Google states that “Ad Grants accounts must have specific geo-targeting to show ads in locations relevant to your nonprofit.” In other words, you should have some form of location targeting setting for your Ad Grants campaign besides “all countries and territories.” If you don’t currently have a geo-targeted location setting, you should do it now. How? Run a dimensions report based on Geographic or User Location views to find where you’re seeing the highest quality traffic come from, and where you’re not. Setting a geo-target this way can potentially improve the performance of your entire campaign by focusing on the most valuable locations. Added plus: it will keep you in compliance as well.

5% CTR and Quality Score

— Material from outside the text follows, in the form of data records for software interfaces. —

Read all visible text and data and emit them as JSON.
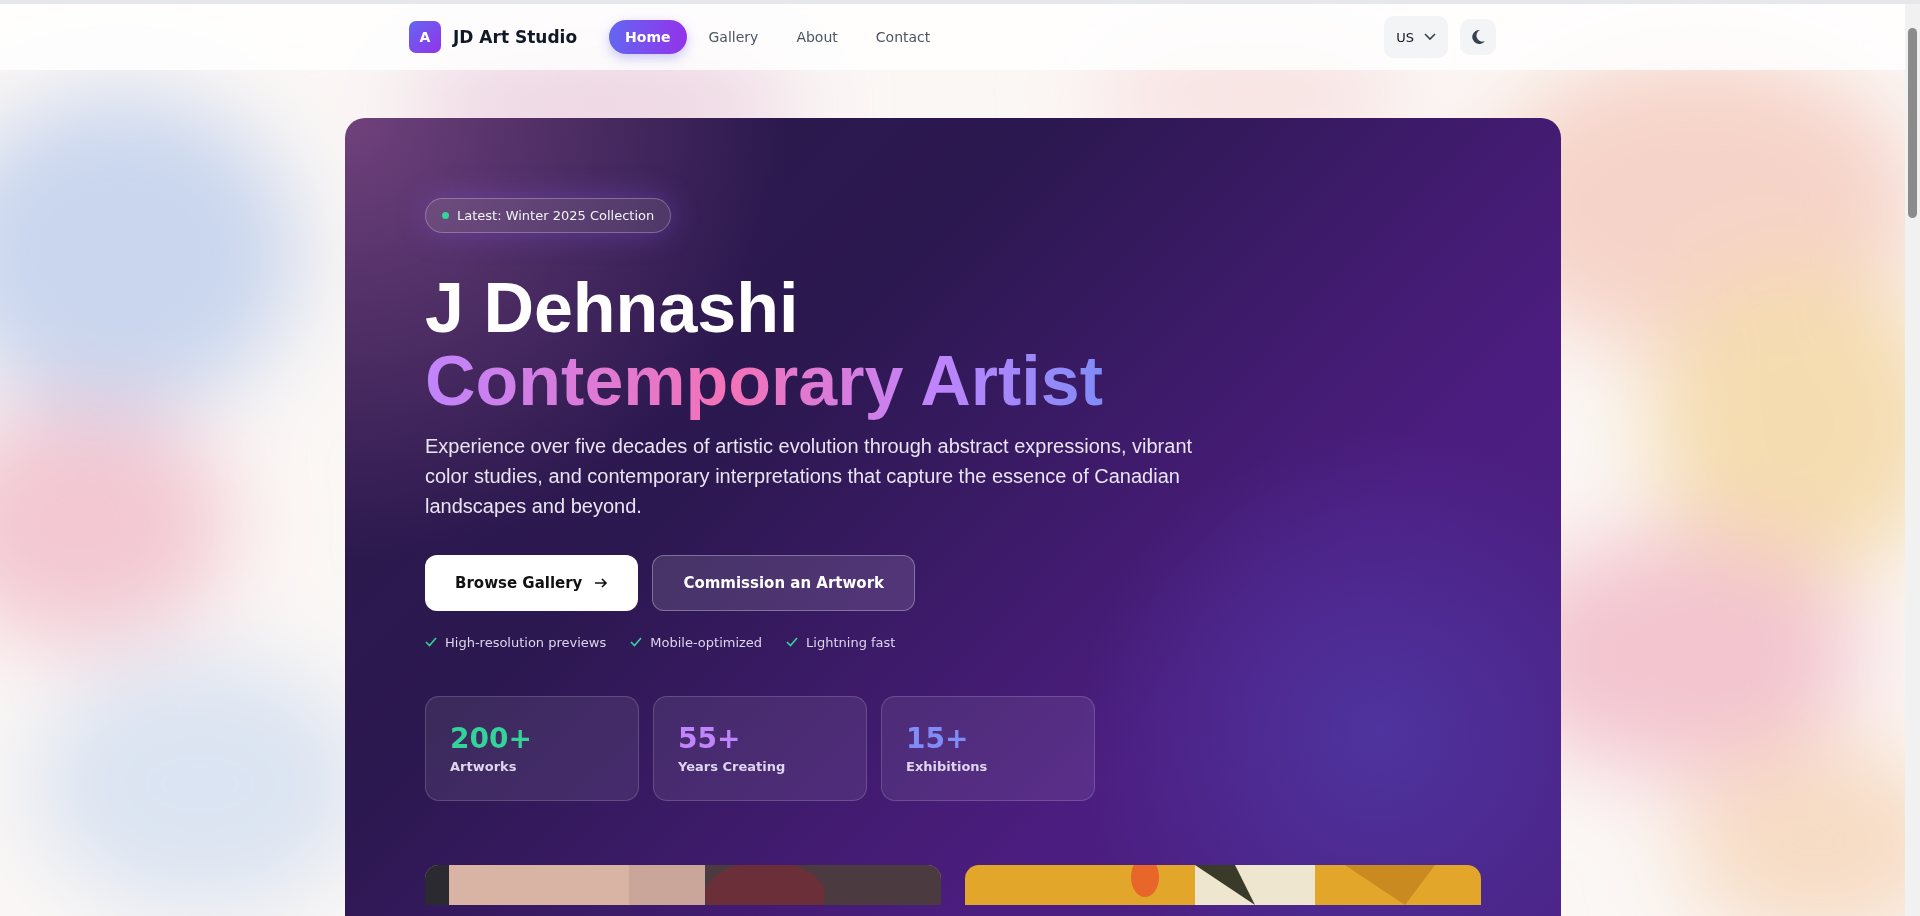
{
  "header": {
    "logo_letter": "A",
    "brand": "JD Art Studio",
    "nav": [
      {
        "label": "Home",
        "selected": true
      },
      {
        "label": "Gallery",
        "selected": false
      },
      {
        "label": "About",
        "selected": false
      },
      {
        "label": "Contact",
        "selected": false
      }
    ],
    "region_select": {
      "value": "US"
    },
    "theme_toggle": {
      "dark": false
    }
  },
  "hero": {
    "badge": {
      "text": "Latest: Winter 2025 Collection",
      "color": "#34d399"
    },
    "title": "J Dehnashi",
    "subtitle": "Contemporary Artist",
    "description": "Experience over five decades of artistic evolution through abstract expressions, vibrant color studies, and contemporary interpretations that capture the essence of Canadian landscapes and beyond.",
    "buttons": [
      {
        "label": "Browse Gallery",
        "kind": "primary"
      },
      {
        "label": "Commission an Artwork",
        "kind": "outline"
      }
    ],
    "features": [
      "High-resolution previews",
      "Mobile-optimized",
      "Lightning fast"
    ],
    "stats": [
      {
        "value": "200+",
        "label": "Artworks",
        "color": "#34d399"
      },
      {
        "value": "55+",
        "label": "Years Creating",
        "color": "#c084fc"
      },
      {
        "value": "15+",
        "label": "Exhibitions",
        "color": "#818cf8"
      }
    ],
    "previews": [
      {
        "kind": "picture"
      },
      {
        "kind": "picture"
      }
    ]
  }
}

For most non-profits, these are the Google Ad Grants policy changes may be the most challenging. Google states “All Ad Grants AdWords accounts must maintain a 5% clickthrough rate (CTR) each month.” It also states that “Keywords with a Quality Score of 2 or less” are not permitted. Tackling these changes will require a little digging into your account metrics, making some changes, and keeping a regular eye on performance.

Improving Your Quality Scores

First off, run a keyword level report with quality score visible to find any keywords that fall below the allowed threshold. Keywords with a quality score of 1 or 2 should be paused to be compliant. There’s a good chance these terms weren’t contributing a significant amount, so pausing them shouldn’t have a negative impact. In most cases, there shouldn’t be too many of them. However, if the majority of your keywords are falling below this threshold, you have a larger problem on your hands.

Quality score is determined by 3 factors: expected clickthrough rate, ad relevance, and landing page experience. Fixing this means making sure your keywords, text ads, and landing pages are all relevant to your non-profit. Google wants the searcher to find what they’re looking for on the paid search ads that show up with their searches. To make that happen will take some work. Run search term reports to find the keywords that bring in traffic, then make sure you’re bidding on them. Try some new ad copy to make your ads are as relevant to the searches and your non-profit as possible. And make sure the landing pages associated with these ads work properly, load quickly, are mobile-friendly, and are related to the keywords for which they show up.

Improving your CTR (Clickthrough Rate)

Maintaining an average monthly clickthrough rate of above 5% can be a challenge for some non-profits. And improving it is going to require making some decisions on the keywords you want your ads to show for. While CTR can be dependent upon your ad text and position, the type of keywords you’re bidding on have the most impact.

CTR is a simple calculation of clicks divided by impressions. This metric explains how often a searcher clicks on your ads vs how often they are shown in search results. And to Google, it shows whether or not searchers think your ad is relevant to their queries.

But what if you are facing a potential account closure because of low clickthrough rate?  The quickest way to improve your CTR is to pause any keywords that receive very high impressions and very low clicks. Run a keyword report and see which of your actively running keywords fall into this category. Then, pause as many of them as you can until your CTR calculation rises above 5%. Eliminating these keywords from your campaign may end up working out for the best in the long run. These keywords were likely very general, expensive, and less relevant to your non-profit than those that have higher CTRs. Pausing them will free up your budget for more effective keywords in your arsenal. This, in turn, will push your Google Ad Grants campaigns to perform better. And better performance will bring in higher quality leads and donations more often.

No doubt, these Google Ad Grants for Non-Profits policy changes can create a challenge for strapped non-profits already busy with their daily tasks. But they offer the opportunity to improve your campaign’s performance and make your visitors happier and more likely to become members, donators or volunteers. And that’s going to help your non-profit in the long run.